WASHINGTON — A driver who received a ticket on his rental car for an expired meter got charged twice for the violation, a mistake that highlights the different rules that apply to rental cars and car-sharing services.
Judd Warner received a ticket on Jan. 27 in D.C. for being at an expired meter. He was driving a black Dodge Charger rented from Enterprise while his primary vehicle was in the shop. Warner agrees he was liable for the ticket and wanted to pay the fine.
“Like many drivers, I get tickets in the District and I know I have 30 days to pay. I went and paid it immediately. The city later told me it received the check on Feb. 3. It was presented to my bank for clearance on Feb. 5. In between that, on Feb. 4, I got a letter from Enterprise telling me that the city reported I was delinquent. I was surprised I got dinged on a ticket from the city that was a week old,” says Warner.
Enterprise charged his credit card $40 — both the $25 fine and a $15 processing fee. But when he tried to get answers, he got bounced back and forth between Enterprise and the D.C. Department of Motor Vehicles.
“That prompted me to call Enterprise and say that I paid it. They said you need to get the city to tell us that you paid it. I contacted the city and they acknowledged that I paid it, but since the car was registered to Enterprise, they wouldn’t release any records to me. It was handled in a bureaucratic bungled fashion,” says Warner.
He contacted Ticketbuster after searching for solutions online.
The DMV immediately acknowledged the double payment.
“Mr. Warner paid the ticket, then Enterprise paid the ticket. Enterprise received a monthly fleet ticket report, which lists all of the tickets issued to Enterprise-owned vehicles. Then, Enterprise pays all of the tickets with one check. D.C. DMV will refund Enterprise $25 for this ticket,” says DMV Spokeswoman Vanessa Newton.
Enterprise Spokeswoman Laura Bryant told us moments later that it would reverse the charges, closing Warner’s case.
While it’s unclear how exactly this happened, the monthly fleet ticket report could have been sent from the District to Enterprise at the end of January.

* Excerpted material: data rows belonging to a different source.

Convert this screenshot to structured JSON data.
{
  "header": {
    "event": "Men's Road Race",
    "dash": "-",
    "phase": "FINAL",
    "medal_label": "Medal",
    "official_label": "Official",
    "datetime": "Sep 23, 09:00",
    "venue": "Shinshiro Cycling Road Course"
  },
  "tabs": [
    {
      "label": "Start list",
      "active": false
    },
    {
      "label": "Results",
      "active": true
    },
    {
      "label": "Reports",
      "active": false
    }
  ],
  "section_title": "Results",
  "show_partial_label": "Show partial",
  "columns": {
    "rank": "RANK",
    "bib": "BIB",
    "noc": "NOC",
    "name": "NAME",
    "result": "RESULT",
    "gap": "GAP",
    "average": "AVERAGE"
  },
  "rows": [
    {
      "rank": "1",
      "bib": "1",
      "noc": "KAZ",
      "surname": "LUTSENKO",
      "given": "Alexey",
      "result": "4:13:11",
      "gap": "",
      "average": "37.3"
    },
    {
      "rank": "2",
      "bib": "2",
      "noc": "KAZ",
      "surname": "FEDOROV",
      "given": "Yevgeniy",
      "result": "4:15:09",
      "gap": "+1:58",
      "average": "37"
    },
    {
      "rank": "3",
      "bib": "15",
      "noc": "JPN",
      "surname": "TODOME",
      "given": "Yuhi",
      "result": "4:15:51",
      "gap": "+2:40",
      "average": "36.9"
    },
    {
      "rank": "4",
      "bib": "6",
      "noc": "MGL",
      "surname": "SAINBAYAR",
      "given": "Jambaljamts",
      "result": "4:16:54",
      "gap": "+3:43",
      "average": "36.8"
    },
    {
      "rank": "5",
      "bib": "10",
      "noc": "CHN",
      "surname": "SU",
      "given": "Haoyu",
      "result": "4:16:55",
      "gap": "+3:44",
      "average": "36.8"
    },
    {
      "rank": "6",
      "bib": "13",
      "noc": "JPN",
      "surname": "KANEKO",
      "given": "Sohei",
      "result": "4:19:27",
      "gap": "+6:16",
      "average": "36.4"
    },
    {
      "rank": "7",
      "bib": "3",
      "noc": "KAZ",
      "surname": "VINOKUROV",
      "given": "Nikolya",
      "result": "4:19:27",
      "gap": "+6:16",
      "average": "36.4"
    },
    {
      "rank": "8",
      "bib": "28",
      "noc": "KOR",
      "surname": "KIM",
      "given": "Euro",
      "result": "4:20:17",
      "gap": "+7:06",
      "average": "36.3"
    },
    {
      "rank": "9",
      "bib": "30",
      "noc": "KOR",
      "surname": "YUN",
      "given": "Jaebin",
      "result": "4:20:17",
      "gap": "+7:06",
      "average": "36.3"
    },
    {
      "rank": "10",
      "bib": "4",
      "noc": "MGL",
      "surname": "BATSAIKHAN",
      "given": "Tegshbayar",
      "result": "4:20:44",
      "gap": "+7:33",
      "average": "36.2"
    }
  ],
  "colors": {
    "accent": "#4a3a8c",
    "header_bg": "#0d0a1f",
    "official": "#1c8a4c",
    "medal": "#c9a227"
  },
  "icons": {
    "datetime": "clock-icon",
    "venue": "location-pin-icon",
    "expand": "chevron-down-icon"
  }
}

If so, Warner would have been on that delinquency report.
“Participants in the multi-owner fleet program (rental cars and car sharing) have constant access to their company’s reports online. Since they can access their company information at any time, Enterprise is the best company to address your question about the time in this case,” says Newton.
Warner says he’s just pleased that this is over.
“I was on the telephone a number of times with Enterprise and a number of times with the city. Nobody showed any interest whatsoever.”
What can you learn?
This case highlights an issue that affects rental car owners and car-sharing services like Car2Go and Zipcar. If you incur a ticket, then your rental agreement says you are automatically liable for the infraction.
While paying the ticket yourself will help you avoid the processing fee that most companies will charge, you want to make sure to contact the company. If there is a problem, then you should send the company a copy of the cashed check.
If you get a ticket on your rental car, or while using services such as Car2Go or Zipcar, and you believe the ticket is wrong, then you must act quickly.
“D.C. DMV advises customers with rental cars who receive tickets while in D.C. to do a walk-in hearing for the ticket, if they believe the ticket was issued in error. The customer would need to have a copy of the rental agreement to show evidence that he or she was renting the vehicle when the ticket was written,” says Newton.
“The walk-in hearing allows the customer to adjudicate the ticket prior to it automatically being paid by the rental company when it gets its monthly report. If a customer submits the adjudication request online or in the mail, it is likely that the rental car company will pay the ticket prior to the case being adjudicated.”
If that happens, you are automatically found liable and you cannot fight the ticket anymore. While you could fight the rental car company, the standard rental agreement would make such a challenge unlikely to succeed.
If you think you’re the victim of a bogus speed camera, red-light camera or parking ticket in D.C., Maryland or Virginia, WTOP may be able to help you cut the red tape. Email us your case — along with documentation — to firstname.lastname@example.org.